By Corrine Winter
Catholic colleges and universities throughout the United States (and no doubt elsewhere) are engaged in reflection on something called the “Catholic Intellectual Tradition (CIT).” It is identified as that which distinguishes us both from public and other denominational institutions because it is Catholic and from other kinds of Catholic institutions because it is intellectual. Materials posted to the website of the Association of Catholic Colleges and Universities illustrate a wide variety of approaches to defining the term as well as to reflecting on its implications for our work.
The term Catholic Intellectual Tradition is an interesting one. When people, Catholic or not, think about what makes a Catholic, they often think first of external symbols and practices, or of doctrines and moral principles. Catholics go to Mass, believe and participate in seven sacraments, honor canonized saints, pray the rosary, follow the pope, and don’t practice or support abortion or euthanasia. All valuable aspects of Catholicism. But is there a distinctive Intellectual Tradition that marks Catholicism? Besides holding to core beliefs, do Catholics think in a distinctive way? I share with many the conviction that there is a distinctively Catholic way of thinking and that it is a rich and often neglected aspect of Catholic Tradition.

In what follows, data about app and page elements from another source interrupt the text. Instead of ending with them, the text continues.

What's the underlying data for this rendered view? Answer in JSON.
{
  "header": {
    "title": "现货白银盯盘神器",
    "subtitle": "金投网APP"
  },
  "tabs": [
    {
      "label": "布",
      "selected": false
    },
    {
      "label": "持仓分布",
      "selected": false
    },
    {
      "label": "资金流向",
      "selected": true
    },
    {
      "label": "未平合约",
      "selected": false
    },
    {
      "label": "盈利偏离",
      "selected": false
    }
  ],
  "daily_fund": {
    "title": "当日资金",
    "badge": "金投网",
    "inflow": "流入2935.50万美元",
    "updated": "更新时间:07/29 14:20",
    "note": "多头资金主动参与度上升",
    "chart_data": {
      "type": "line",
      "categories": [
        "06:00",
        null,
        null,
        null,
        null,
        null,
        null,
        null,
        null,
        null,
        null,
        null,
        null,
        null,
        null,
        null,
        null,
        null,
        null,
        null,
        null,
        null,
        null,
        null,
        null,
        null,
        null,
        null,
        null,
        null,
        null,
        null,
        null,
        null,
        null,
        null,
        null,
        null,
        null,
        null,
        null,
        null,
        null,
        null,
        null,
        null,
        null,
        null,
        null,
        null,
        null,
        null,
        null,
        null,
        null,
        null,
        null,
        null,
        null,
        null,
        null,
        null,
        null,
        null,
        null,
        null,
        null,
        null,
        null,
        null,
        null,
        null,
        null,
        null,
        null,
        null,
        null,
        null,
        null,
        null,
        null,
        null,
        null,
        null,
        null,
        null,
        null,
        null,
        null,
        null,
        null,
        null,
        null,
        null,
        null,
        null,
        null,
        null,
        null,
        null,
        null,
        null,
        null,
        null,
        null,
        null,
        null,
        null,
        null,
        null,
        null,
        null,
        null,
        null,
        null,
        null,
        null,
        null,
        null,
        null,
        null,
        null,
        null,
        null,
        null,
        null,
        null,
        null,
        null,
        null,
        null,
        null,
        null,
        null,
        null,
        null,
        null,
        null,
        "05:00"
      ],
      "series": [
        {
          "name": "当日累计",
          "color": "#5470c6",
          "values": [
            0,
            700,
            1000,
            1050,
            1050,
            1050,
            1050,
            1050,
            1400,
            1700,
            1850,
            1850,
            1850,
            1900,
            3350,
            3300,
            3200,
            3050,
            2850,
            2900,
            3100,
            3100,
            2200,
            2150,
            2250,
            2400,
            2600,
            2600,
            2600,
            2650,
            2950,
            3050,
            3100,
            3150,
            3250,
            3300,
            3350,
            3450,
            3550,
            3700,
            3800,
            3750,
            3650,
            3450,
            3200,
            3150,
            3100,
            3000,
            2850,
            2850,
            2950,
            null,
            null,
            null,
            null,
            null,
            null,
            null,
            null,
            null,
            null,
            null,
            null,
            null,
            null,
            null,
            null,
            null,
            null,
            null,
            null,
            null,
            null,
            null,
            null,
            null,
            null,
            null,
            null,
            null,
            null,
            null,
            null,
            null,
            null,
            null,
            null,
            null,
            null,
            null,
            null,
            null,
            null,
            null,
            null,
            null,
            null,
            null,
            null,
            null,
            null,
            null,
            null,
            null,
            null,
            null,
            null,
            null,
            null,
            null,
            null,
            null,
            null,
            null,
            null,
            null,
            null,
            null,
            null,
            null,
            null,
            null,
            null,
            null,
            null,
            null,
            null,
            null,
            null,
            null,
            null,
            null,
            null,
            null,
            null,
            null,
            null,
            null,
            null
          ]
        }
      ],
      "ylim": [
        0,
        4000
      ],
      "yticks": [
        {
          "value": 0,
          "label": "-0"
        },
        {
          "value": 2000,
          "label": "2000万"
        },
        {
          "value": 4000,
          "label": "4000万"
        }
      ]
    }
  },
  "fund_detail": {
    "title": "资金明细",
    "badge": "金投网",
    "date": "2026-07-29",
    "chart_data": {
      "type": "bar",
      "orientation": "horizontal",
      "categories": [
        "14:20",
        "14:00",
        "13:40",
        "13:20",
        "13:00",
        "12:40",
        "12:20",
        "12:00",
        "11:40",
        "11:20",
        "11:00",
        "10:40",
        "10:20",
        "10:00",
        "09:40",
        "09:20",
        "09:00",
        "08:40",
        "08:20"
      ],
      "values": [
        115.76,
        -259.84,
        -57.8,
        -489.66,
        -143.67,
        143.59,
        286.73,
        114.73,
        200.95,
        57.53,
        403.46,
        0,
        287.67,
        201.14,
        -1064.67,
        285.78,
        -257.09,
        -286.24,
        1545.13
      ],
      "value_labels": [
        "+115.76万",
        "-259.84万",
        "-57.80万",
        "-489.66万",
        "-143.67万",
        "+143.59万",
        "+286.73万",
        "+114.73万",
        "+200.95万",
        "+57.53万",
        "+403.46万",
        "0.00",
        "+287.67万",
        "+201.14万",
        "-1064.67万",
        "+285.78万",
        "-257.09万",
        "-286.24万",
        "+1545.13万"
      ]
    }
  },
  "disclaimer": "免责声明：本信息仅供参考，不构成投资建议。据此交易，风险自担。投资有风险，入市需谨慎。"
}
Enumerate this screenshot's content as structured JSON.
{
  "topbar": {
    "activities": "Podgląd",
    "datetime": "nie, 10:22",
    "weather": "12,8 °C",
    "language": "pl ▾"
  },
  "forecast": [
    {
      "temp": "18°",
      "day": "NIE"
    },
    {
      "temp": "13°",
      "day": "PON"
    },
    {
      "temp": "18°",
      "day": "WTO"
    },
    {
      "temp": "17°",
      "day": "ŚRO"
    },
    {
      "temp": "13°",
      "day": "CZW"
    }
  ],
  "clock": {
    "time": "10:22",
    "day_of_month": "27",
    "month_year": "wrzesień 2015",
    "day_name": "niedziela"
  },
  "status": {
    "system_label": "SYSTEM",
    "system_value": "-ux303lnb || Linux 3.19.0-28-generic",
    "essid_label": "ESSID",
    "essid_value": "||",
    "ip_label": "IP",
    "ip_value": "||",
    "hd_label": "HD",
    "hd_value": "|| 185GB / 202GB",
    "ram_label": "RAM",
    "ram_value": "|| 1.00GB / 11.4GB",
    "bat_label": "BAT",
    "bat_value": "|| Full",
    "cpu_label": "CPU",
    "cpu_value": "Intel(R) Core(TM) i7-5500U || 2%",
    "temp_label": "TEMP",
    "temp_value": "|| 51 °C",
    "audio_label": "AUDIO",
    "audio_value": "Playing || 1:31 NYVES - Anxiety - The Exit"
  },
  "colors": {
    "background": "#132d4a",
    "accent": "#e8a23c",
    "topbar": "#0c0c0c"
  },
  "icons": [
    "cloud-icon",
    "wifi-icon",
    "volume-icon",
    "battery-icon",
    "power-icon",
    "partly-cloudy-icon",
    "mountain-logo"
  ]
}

One key aspect of the CIT is a positive view of humanity and of our relationship with God. Grounded in the conviction that humanity is created in God’s own image, we hold to the belief that our natural goal is communion with God. And God calls us to that goal, surrounding us with grace, with God’s own loving presence. That grace, despite the sometimes powerful temptation to think differently, is ultimately stronger than sin. Moreover, it serves not to overcome nature as though our nature were opposed to the work of God, but rather to perfect nature.
As a fundamental aspect of our human nature, our intellectual activity has a vital role in our call to union with God. God is truth, and thus the pursuit of truth is ultimately a quest to know God. And while the fullness of truth is beyond our grasp, we are not created for frustration; we can know God and we can continue to grow in that knowledge. Thus, far from being opposed, faith and reason support one another. Diligent, open-minded, honest and humble study of any discipline can, in fact, be a spiritual activity.
Catholics believe further that all of reality including every culture contains seeds of truth. No culture is to be despised. No honest search for truth is to be counted worthless. This does not mean that we believe truth is relative. Rather, diverse approaches may lead us to new understandings or expressions of the One Truth. Justin Martyr, Augustine, Thomas Aquinas and countless other important Catholic thinkers have made use of the work of even “pagan” philosophers such as Plato and Aristotle in their explorations of Catholic faith.
‘Catholics are not fundamentalists. We understand the truth to be vast, complex, and integrating. It is not something that can be reduced to a manual, contained fully in a set of dogmas or precepts. We value Scripture, the creeds, the sacraments and other elements of our Tradition as normative guides for our work to know God, and keep returning to them. At the same time, we trust in God’s grace and dare to ask further questions as the world changes. We do not condemn those who think differently, nor do we assume that their challenges mean we need to throw out our own convictions. We are committed to a Living Tradition in which a Pope John XXIII, a Pope John Paul II, and a Pope Francis call our attention to different demands that the truth makes on us.
Not long ago, I was talking with my father who said to me that he was so glad that Catholic Tradition is so rich that at age 97, he is still learning more about it. If we could live to be as old as some of the biblical characters are said to have been, we would still have more to learn. So rich is our Catholic Intellectual Tradition.
Since one commitment of The Catholic Messenger is promotion of Catholic Intellectual life, I hope, in a series of these columns, to explore themes and representative works that are part of the Catholic Intellectual Tradition.
(Corinne Winter is a professor of theology at St. Ambrose University in Davenport.)